Raffles Place, located in the Downtown Core and Central region, features some of the tallest buildings and landmarks in Singapore. Under Singapore’s founder Sir Stamford Raffles’ Town Plan in 1822, the hilly area at the southern side of the Singapore River was levelled to fill up the nearby swamps. It became the Commercial Square, and was renamed in 1858 as Raffles Place.

Originally a hill, Raffles Place was no more than a quiet green when it was first developed from 1823 to 1824. As the economy of Singapore grew, small buildings sprang up around the square, housing mercantile offices, banks and trading companies. 

Despite being the target of destruction during World War II, the area has managed to survive and saw the setting up of the two oldest department stores which are still around today: Robinson's and John Little. Some of the first banks to operate in Raffles Place were HSBC and Standard Chartered Bank. On 8 August 1988, Singapore's then Prime Minister Lee Kuan Yew officially declared opened, the world's tallest building then, outside of the USA, the 60-storey OUB Centre at Raffles Place.

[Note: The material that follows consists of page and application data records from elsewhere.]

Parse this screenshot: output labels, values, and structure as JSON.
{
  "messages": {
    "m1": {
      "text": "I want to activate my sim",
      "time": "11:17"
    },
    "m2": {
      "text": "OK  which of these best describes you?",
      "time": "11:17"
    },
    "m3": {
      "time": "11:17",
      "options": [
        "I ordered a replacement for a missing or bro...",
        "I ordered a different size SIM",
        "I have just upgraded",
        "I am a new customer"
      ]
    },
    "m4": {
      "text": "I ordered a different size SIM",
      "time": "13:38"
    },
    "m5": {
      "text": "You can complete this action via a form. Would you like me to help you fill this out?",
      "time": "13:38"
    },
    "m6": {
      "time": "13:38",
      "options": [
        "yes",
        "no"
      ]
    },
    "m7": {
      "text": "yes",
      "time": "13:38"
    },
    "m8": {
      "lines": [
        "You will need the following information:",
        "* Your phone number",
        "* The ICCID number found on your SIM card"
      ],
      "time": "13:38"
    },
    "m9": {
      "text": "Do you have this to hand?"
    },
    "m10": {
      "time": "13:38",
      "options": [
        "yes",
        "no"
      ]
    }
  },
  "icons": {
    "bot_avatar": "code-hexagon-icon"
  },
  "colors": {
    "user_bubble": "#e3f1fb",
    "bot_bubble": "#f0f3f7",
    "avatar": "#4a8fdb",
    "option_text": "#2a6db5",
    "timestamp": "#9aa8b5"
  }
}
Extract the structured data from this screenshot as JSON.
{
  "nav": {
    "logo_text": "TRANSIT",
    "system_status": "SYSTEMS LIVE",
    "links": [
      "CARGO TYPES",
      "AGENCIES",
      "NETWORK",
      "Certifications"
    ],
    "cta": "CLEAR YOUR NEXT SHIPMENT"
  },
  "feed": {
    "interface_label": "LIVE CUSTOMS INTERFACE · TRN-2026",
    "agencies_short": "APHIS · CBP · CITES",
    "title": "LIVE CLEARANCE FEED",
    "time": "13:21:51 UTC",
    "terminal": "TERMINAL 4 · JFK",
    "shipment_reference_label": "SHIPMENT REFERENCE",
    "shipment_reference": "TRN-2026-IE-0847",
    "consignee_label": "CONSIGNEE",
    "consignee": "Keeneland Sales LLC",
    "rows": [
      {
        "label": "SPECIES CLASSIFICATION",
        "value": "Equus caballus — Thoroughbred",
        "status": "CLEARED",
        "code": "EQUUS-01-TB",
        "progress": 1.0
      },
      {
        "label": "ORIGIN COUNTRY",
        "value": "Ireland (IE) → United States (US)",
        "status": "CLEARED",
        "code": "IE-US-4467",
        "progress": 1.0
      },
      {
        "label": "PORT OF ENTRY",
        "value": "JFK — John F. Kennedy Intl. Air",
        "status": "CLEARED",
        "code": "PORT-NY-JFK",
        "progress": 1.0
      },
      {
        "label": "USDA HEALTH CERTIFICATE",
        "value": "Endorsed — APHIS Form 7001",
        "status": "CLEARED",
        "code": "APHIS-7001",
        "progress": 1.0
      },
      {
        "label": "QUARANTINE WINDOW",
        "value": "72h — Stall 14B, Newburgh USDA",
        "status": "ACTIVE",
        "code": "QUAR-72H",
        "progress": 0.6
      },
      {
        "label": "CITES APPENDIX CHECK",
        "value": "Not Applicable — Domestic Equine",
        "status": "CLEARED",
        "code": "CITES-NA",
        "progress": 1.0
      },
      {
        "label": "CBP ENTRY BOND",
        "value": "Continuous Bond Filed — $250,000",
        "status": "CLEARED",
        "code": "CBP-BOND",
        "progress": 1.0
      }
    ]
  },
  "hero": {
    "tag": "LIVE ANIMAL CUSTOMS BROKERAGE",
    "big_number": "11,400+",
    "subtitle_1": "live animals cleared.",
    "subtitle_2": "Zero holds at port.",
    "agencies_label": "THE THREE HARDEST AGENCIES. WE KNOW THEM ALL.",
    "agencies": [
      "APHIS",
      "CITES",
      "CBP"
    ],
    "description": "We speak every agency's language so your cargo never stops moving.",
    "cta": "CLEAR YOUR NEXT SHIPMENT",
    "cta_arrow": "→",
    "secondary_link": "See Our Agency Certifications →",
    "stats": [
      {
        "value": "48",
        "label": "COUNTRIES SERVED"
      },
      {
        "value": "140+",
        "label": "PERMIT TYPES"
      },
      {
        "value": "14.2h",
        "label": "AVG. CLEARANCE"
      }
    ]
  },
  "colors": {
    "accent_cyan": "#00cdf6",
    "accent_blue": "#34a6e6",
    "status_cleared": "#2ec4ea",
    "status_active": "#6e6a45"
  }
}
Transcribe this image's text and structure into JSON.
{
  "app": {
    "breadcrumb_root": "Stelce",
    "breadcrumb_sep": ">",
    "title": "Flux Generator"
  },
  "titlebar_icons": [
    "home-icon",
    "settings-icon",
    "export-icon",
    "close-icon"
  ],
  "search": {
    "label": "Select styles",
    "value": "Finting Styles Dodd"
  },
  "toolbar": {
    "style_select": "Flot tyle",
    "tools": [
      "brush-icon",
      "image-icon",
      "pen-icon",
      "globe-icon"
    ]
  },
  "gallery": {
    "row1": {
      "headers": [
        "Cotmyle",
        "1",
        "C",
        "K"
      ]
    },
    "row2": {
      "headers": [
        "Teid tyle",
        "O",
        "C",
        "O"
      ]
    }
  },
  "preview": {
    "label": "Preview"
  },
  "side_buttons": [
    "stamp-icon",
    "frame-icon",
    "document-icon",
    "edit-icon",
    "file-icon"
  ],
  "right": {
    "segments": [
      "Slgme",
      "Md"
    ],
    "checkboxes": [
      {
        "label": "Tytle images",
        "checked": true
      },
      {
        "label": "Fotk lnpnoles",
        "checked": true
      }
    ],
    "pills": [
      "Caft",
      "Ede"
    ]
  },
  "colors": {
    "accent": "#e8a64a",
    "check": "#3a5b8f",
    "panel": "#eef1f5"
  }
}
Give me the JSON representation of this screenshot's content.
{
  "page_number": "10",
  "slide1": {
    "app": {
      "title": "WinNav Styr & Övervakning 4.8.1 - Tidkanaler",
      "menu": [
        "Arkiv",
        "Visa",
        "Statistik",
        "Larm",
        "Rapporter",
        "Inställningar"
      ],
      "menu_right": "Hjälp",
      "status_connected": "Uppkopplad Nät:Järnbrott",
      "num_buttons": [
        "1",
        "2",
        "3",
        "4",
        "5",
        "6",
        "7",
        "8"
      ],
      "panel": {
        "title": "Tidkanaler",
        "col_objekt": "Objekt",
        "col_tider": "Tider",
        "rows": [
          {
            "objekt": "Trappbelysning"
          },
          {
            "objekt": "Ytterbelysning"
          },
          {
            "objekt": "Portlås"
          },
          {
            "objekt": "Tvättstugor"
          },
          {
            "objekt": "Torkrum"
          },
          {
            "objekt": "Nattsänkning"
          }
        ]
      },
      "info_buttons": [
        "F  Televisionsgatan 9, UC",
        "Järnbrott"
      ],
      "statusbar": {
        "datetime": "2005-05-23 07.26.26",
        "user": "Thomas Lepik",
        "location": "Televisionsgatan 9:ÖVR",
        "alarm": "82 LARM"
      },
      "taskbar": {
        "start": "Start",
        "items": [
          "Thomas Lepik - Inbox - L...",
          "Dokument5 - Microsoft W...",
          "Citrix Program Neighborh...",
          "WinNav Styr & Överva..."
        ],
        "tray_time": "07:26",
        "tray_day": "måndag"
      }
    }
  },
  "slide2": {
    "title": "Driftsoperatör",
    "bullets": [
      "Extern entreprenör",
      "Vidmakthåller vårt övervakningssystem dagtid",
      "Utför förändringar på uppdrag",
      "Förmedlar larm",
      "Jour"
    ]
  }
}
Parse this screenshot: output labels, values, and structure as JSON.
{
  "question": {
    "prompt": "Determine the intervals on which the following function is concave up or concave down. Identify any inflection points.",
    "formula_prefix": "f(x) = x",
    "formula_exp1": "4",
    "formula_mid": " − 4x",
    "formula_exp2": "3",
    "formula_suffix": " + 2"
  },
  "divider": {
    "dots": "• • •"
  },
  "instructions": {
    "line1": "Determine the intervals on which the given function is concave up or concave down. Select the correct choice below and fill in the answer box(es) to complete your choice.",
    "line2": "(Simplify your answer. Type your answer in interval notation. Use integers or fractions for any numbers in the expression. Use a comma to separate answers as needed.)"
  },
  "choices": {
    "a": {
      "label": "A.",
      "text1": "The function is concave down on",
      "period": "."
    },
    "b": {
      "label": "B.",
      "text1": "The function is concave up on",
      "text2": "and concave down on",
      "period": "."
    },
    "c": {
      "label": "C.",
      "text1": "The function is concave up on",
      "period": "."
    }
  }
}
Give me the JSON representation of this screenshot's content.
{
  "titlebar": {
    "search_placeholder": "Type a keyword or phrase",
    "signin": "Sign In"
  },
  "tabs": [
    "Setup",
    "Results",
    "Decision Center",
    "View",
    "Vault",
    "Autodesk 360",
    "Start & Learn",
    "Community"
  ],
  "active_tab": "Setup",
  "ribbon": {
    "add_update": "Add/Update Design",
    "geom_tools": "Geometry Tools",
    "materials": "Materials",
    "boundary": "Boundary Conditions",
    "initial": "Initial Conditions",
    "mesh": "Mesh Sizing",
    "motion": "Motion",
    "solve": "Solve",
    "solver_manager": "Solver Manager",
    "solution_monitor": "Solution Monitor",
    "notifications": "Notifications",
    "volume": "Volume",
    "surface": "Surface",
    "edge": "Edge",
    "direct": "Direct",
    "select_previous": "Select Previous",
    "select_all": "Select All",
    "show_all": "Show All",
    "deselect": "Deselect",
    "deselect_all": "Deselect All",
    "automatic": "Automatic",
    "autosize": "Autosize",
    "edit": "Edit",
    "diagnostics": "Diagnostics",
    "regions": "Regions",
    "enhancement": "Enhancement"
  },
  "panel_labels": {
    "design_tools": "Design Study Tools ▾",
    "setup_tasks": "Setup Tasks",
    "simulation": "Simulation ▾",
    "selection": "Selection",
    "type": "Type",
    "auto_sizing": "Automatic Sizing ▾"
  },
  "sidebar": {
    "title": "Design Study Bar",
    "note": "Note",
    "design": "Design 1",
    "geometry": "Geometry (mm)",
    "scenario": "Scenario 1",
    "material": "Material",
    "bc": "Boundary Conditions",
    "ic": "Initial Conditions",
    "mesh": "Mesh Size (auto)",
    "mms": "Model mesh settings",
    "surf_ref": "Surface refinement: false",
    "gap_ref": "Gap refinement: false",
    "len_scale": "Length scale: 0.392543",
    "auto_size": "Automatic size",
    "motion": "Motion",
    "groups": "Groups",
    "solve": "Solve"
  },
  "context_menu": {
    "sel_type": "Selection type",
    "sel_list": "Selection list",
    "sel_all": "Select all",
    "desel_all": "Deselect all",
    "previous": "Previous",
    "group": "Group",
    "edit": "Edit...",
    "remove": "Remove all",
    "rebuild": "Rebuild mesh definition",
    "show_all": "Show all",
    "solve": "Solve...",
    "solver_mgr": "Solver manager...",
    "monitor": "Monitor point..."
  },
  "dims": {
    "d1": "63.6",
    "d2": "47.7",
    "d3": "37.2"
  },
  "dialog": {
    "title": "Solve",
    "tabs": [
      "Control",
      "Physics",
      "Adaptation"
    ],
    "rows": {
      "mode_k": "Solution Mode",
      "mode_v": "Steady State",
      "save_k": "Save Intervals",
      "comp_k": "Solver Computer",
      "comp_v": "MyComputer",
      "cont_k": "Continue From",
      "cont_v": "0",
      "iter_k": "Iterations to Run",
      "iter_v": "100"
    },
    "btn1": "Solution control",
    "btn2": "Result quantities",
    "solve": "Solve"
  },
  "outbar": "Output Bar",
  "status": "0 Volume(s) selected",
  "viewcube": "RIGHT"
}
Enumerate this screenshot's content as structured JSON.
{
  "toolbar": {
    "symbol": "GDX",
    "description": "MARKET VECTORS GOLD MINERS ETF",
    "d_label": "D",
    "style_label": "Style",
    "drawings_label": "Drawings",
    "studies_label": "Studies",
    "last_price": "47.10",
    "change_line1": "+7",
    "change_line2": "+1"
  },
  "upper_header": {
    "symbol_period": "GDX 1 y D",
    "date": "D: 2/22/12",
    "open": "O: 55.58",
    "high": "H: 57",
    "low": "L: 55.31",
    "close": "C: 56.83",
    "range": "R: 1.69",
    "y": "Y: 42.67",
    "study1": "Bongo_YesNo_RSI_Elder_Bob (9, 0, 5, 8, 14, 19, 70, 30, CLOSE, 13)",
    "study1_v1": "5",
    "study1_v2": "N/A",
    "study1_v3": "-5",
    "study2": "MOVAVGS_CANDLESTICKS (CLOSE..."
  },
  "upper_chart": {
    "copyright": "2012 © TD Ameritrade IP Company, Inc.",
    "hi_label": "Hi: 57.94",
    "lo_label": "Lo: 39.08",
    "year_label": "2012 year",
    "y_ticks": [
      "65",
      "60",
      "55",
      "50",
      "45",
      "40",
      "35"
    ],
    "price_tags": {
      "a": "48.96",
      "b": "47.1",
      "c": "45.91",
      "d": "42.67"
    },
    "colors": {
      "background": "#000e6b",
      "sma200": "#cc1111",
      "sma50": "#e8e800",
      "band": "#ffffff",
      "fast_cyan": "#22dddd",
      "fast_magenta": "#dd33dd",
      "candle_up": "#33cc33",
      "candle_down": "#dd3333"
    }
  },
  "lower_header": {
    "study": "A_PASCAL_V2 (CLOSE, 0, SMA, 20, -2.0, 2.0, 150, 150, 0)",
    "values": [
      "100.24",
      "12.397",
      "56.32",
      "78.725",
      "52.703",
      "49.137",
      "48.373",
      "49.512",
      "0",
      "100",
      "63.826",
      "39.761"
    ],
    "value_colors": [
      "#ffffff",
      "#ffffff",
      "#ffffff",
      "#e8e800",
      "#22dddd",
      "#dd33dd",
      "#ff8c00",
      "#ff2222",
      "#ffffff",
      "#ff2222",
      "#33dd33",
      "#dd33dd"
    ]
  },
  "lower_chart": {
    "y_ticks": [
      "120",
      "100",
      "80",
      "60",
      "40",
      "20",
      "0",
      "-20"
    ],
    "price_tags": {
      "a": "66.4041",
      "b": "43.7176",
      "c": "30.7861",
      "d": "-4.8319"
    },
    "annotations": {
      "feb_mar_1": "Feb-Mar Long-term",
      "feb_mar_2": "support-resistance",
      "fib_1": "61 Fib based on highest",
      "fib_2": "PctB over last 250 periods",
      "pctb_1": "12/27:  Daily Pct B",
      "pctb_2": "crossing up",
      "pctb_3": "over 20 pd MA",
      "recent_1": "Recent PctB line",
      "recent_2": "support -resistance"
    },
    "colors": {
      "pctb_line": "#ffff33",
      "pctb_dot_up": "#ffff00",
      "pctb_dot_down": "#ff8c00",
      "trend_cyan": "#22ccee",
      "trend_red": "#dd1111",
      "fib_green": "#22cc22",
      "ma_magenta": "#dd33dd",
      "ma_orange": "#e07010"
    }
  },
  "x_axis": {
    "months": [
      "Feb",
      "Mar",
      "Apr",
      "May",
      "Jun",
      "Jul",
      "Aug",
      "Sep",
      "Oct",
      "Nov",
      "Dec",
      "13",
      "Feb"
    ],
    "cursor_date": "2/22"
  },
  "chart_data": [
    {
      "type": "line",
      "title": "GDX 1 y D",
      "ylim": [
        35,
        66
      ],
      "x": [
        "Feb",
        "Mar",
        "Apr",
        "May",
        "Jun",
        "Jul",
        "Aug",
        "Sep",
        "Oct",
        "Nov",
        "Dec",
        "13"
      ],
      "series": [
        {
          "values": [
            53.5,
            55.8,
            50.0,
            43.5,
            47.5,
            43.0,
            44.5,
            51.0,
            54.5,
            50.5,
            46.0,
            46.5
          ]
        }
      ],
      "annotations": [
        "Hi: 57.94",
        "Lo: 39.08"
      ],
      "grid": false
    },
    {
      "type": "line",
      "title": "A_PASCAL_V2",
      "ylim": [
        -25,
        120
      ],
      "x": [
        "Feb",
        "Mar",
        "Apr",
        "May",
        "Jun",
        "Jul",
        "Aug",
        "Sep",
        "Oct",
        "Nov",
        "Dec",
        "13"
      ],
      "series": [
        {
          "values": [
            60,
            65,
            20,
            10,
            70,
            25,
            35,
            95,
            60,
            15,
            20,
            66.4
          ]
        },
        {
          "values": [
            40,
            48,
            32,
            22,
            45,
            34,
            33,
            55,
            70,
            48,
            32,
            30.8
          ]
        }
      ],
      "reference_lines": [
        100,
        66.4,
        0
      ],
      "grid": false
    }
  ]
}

Because of its commercial character and high real estate value, the area has undergone many changes over a period of more than 180 years, but Raffles Place has remained and still is the heart of the financial district in Singapore.